What do Great White shark sightings near Santa Cruz, a toxic algae bloom from Santa Barbara to Seattle and the collapse of the salmon fishery have in common? They might all trace to a persistent blob of warm water that has been clinging to the west coast since last year, according to research conducted by NOAA and others.
It’s a complicated story, so I’ll try to unpack things with the help of Nate Mantua, a climate scientist based at NOAA’s Southwest Fisheries Science Center in Santa Cruz. First of all, the warmer-than-normal water has been with us since early 2014, but has been getting stronger and growing. From this map,
which shows temperature anomalies, or the areas where temperatures are warmer or colder than expected, you can see a very warm finger of water off Peru as well as warm patches of water extending into the Pacific between the West Coast and Hawaii and even up into Alaska. This warm water has brought with it lots of marine species that prefer the tropics this time of year, from sharks in Santa Cruz to pygmy killer whales seen for the first time off California last winter.
As Nate explained to me, each of these warm regions reflects persistent changes in atmospheric pressure, wind and ocean current patterns. Some of the changes are associated with El Nino, the periodic warming of the Eastern Pacific Ocean off South America that shifts weather patterns and could bring heavy rainstorms to California this winter, which would be a welcome relief to our drought-stricken state. But the warm water anomaly started last year, before this El Nino developed and grew, and is likely the result of large-scale shifts in atmospheric pressure resulting in weaker winds from the north. These winds, which typically strengthen in springtime, would normally push sun-warmed surface water off shore and bring up cold, nutrient-rich water from below, a phenomena known as upwelling.

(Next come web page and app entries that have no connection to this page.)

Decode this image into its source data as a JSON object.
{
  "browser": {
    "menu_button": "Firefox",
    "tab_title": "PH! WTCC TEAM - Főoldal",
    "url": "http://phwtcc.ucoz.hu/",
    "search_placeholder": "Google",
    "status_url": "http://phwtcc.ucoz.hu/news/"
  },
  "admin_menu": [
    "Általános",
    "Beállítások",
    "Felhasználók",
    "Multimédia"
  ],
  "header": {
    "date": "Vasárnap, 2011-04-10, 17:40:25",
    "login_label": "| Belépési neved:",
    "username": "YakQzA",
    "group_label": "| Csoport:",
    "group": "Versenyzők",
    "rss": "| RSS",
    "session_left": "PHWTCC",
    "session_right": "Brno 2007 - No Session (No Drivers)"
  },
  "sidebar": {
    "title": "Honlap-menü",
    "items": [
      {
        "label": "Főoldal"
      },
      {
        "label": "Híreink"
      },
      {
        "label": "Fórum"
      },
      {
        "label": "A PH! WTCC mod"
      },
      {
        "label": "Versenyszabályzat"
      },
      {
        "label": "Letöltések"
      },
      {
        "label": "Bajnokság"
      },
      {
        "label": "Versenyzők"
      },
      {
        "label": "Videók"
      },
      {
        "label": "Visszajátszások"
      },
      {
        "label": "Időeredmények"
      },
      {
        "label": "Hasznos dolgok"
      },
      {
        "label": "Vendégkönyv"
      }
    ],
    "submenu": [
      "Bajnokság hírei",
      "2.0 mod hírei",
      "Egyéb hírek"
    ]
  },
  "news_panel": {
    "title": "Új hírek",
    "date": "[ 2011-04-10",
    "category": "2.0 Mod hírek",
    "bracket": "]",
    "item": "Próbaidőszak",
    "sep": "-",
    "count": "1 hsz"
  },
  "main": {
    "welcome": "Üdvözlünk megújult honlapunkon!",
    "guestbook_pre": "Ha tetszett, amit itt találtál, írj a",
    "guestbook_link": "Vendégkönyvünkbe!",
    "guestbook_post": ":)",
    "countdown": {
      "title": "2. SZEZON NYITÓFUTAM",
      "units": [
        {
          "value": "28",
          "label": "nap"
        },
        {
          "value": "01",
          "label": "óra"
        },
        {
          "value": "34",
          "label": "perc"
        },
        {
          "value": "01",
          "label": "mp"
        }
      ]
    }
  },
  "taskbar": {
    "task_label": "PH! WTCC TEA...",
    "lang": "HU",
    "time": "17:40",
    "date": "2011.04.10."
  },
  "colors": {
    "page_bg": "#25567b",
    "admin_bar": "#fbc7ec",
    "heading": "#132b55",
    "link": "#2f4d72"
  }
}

Upwelling is an important feature for marine ecosystems all along the west coast. The cold, nutrient-rich waters support a bloom of phytoplankton, plant-like marine algae that thrive in upwelling conditions and support an entire rich food web from marine invertebrates called copepods to fish, seabirds and even whales. A highly productive salmon fishery depends on upwelling and fat, juicy copepods to feed the young fish as they travel from streams to the ocean. When upwelling is diminished, as a NOAA report warns is happening this year, young salmon can take a hit and never grow up to be big salmon for fishermen to catch.
Upwelling also affects the balance of marine algae along coastal regions. When nutrients are present, the “good“ algae species dominate the ecosystem. When the regime shifts to warmer, nutrient-poor conditions, “harmful” or toxic algae can gain a foothold and proliferate. This spring and summer, a toxic algae bloom has spread from Santa Barbara to Alaska to become the most severe in nearly two decades, according to Raphael Kudela of UC Santa Cruz whose lab helps monitor and map harmful algal blooms in California.
The algae in this huge bloom, called Pseudo-nitzschia, produces domoic acid, a neurotoxin that accumulates in filter feeders, such as clams and mussels, and species lower in the food chain, such as crabs, anchovies and sardines which feed on plankton. The concentrations of domoic acid detected in Monterey Bay and along the coast of Oregon and Washington are some of the highest ever recorded and has resulted in the closure of shellfish harvesting and warnings about consuming recreationally-caught mussels, clams, and the internal organs of crabs taken from Monterey and Santa Cruz counties.
So while you might enjoy taking a dip in the ocean sans wetsuit this summer, this is all a good reminder that ecosystems and climate are intimately connected and that large changes in winds, ocean currents, and temperatures can have profound, long-term effects on marine life and communities that enjoy and depend on healthy oceans.